Records shown =

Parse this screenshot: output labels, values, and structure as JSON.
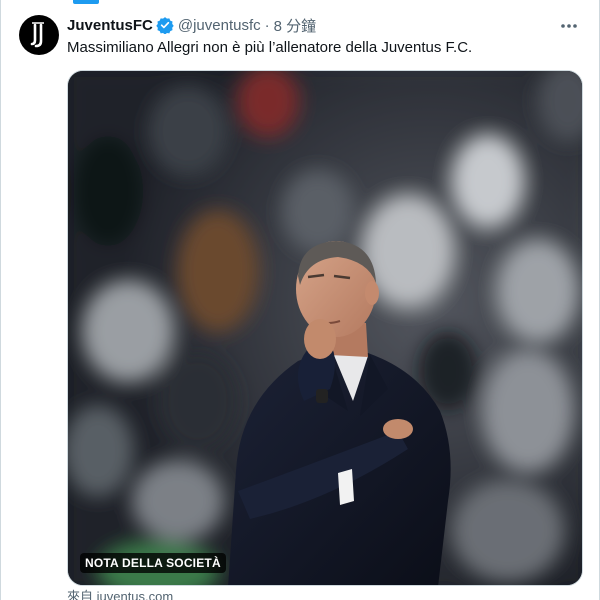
{
  "account": {
    "display_name": "JuventusFC",
    "handle": "@juventusfc",
    "separator": "·",
    "time": "8 分鐘"
  },
  "tweet": {
    "text": "Massimiliano Allegri non è più l’allenatore della Juventus F.C."
  },
  "media": {
    "badge": "NOTA DELLA SOCIETÀ"
  },
  "card": {
    "source": "來自 juventus.com"
  },
  "icons": {
    "avatar": "juventus-logo-icon",
    "verified": "verified-badge-icon",
    "more": "more-icon"
  },
  "colors": {
    "accent": "#1d9bf0",
    "text": "#0f1419",
    "secondary_text": "#536471"
  }
}
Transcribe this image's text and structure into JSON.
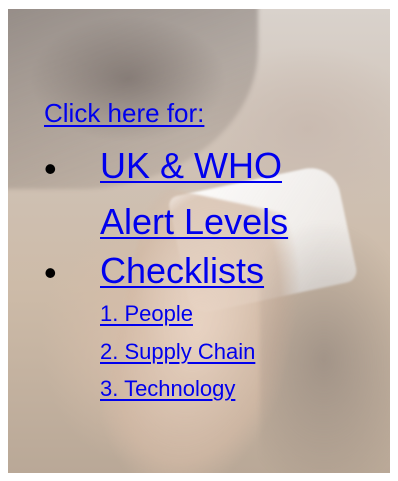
{
  "header": {
    "text": "Click here for:"
  },
  "items": [
    {
      "lines": [
        "UK & WHO",
        "Alert Levels"
      ]
    },
    {
      "label": "Checklists",
      "sub": [
        "1.  People",
        "2.  Supply Chain",
        "3.  Technology"
      ]
    }
  ],
  "colors": {
    "link": "#0000ee",
    "bullet": "#000000"
  }
}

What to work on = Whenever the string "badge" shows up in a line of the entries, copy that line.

Task result =
    "badge": "NOTA DELLA SOCIETÀ"
    "verified": "verified-badge-icon",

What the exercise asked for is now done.